*To do*: Make an exact copy of all the records that follow, apart from the pictures.

*Supplied material*:

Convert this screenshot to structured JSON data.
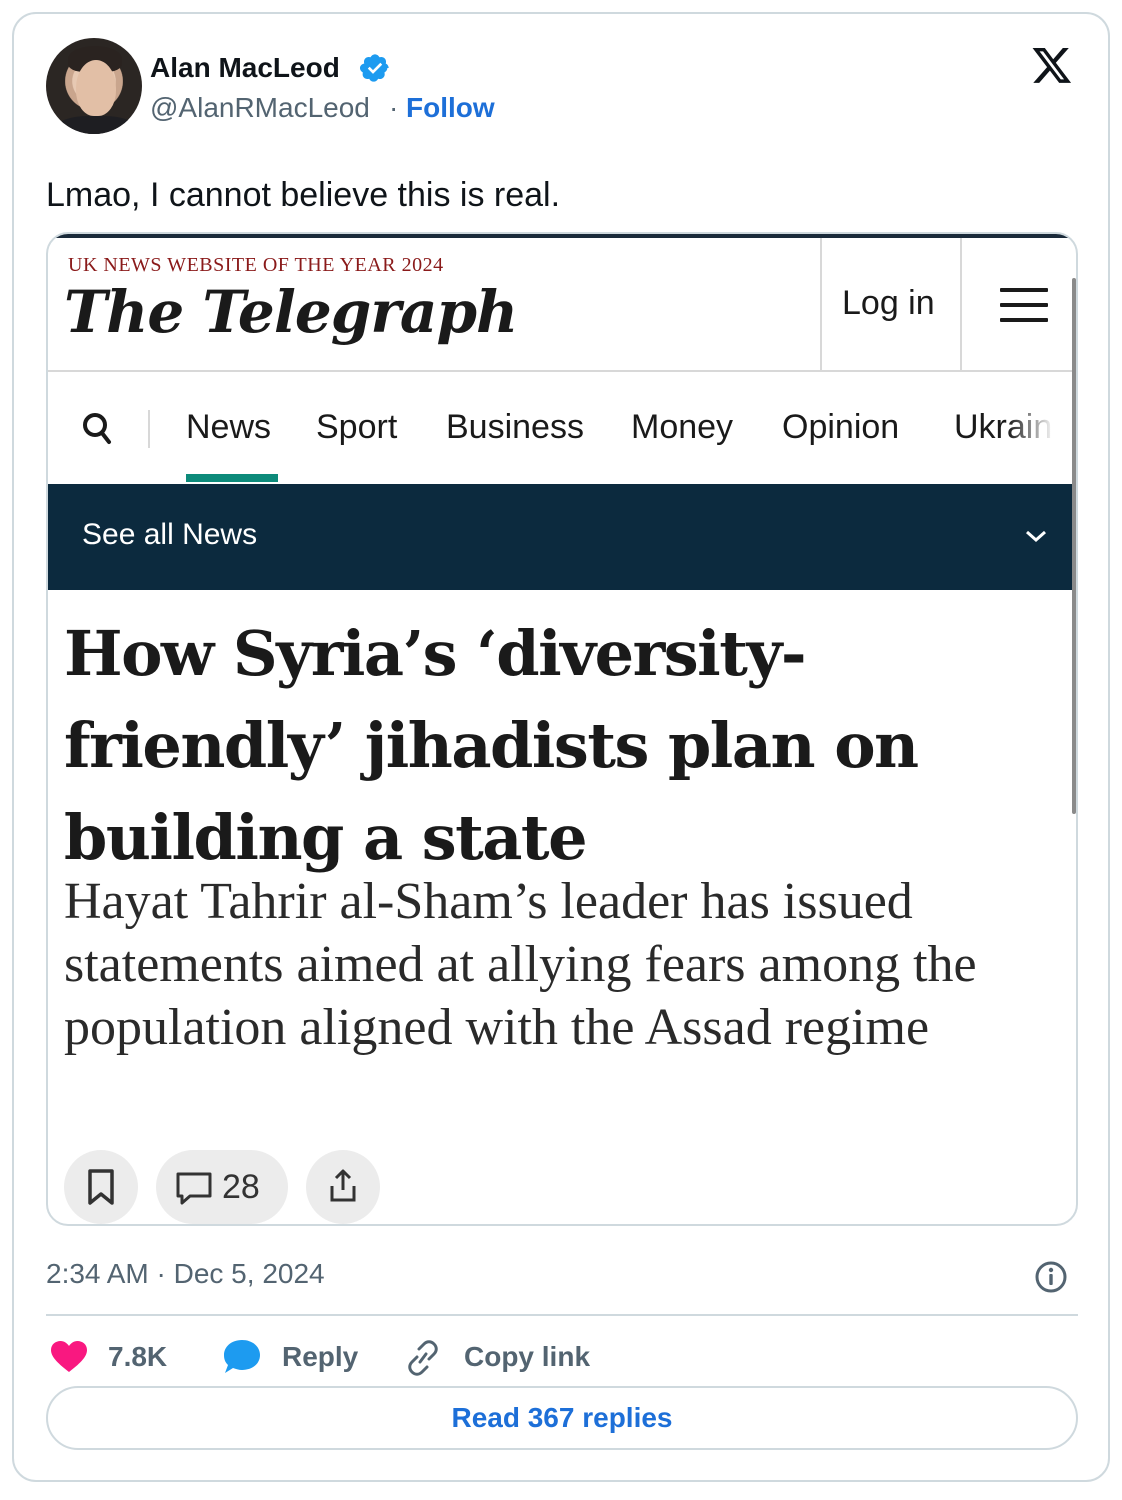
{
  "author": {
    "name": "Alan MacLeod",
    "handle": "@AlanRMacLeod",
    "separator": "·",
    "follow_label": "Follow"
  },
  "tweet": {
    "text": "Lmao, I cannot believe this is real.",
    "timestamp": "2:34 AM · Dec 5, 2024"
  },
  "embed": {
    "award": "UK NEWS WEBSITE OF THE YEAR 2024",
    "logo": "The Telegraph",
    "login_label": "Log in",
    "nav_items": [
      "News",
      "Sport",
      "Business",
      "Money",
      "Opinion",
      "Ukrain"
    ],
    "active_nav": "News",
    "subbar_label": "See all News",
    "headline": "How Syria’s ‘diversity-friendly’ jihadists plan on building a state",
    "standfirst": "Hayat Tahrir al-Sham’s leader has issued statements aimed at allying fears among the population aligned with the Assad regime",
    "comment_count": "28"
  },
  "engagement": {
    "likes": "7.8K",
    "reply_label": "Reply",
    "copy_link_label": "Copy link",
    "read_replies_label": "Read 367 replies"
  },
  "colors": {
    "accent_blue": "#1d6fd8",
    "like_pink": "#f91880",
    "telegraph_navy": "#0c2a3e",
    "telegraph_teal": "#0d8a7a",
    "award_red": "#8a1a1a"
  },
  "icons": [
    "verified-icon",
    "x-logo-icon",
    "menu-icon",
    "search-icon",
    "chevron-down-icon",
    "bookmark-icon",
    "comment-icon",
    "share-icon",
    "info-icon",
    "heart-icon",
    "reply-bubble-icon",
    "link-icon"
  ]
}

*Written reply*:
Convert this screenshot to structured JSON data.
{
  "author": {
    "name": "Alan MacLeod",
    "handle": "@AlanRMacLeod",
    "separator": "·",
    "follow_label": "Follow"
  },
  "tweet": {
    "text": "Lmao, I cannot believe this is real.",
    "timestamp": "2:34 AM · Dec 5, 2024"
  },
  "embed": {
    "award": "UK NEWS WEBSITE OF THE YEAR 2024",
    "logo": "The Telegraph",
    "login_label": "Log in",
    "nav_items": [
      "News",
      "Sport",
      "Business",
      "Money",
      "Opinion",
      "Ukrain"
    ],
    "active_nav": "News",
    "subbar_label": "See all News",
    "headline": "How Syria’s ‘diversity-friendly’ jihadists plan on building a state",
    "standfirst": "Hayat Tahrir al-Sham’s leader has issued statements aimed at allying fears among the population aligned with the Assad regime",
    "comment_count": "28"
  },
  "engagement": {
    "likes": "7.8K",
    "reply_label": "Reply",
    "copy_link_label": "Copy link",
    "read_replies_label": "Read 367 replies"
  },
  "colors": {
    "accent_blue": "#1d6fd8",
    "like_pink": "#f91880",
    "telegraph_navy": "#0c2a3e",
    "telegraph_teal": "#0d8a7a",
    "award_red": "#8a1a1a"
  },
  "icons": [
    "verified-icon",
    "x-logo-icon",
    "menu-icon",
    "search-icon",
    "chevron-down-icon",
    "bookmark-icon",
    "comment-icon",
    "share-icon",
    "info-icon",
    "heart-icon",
    "reply-bubble-icon",
    "link-icon"
  ]
}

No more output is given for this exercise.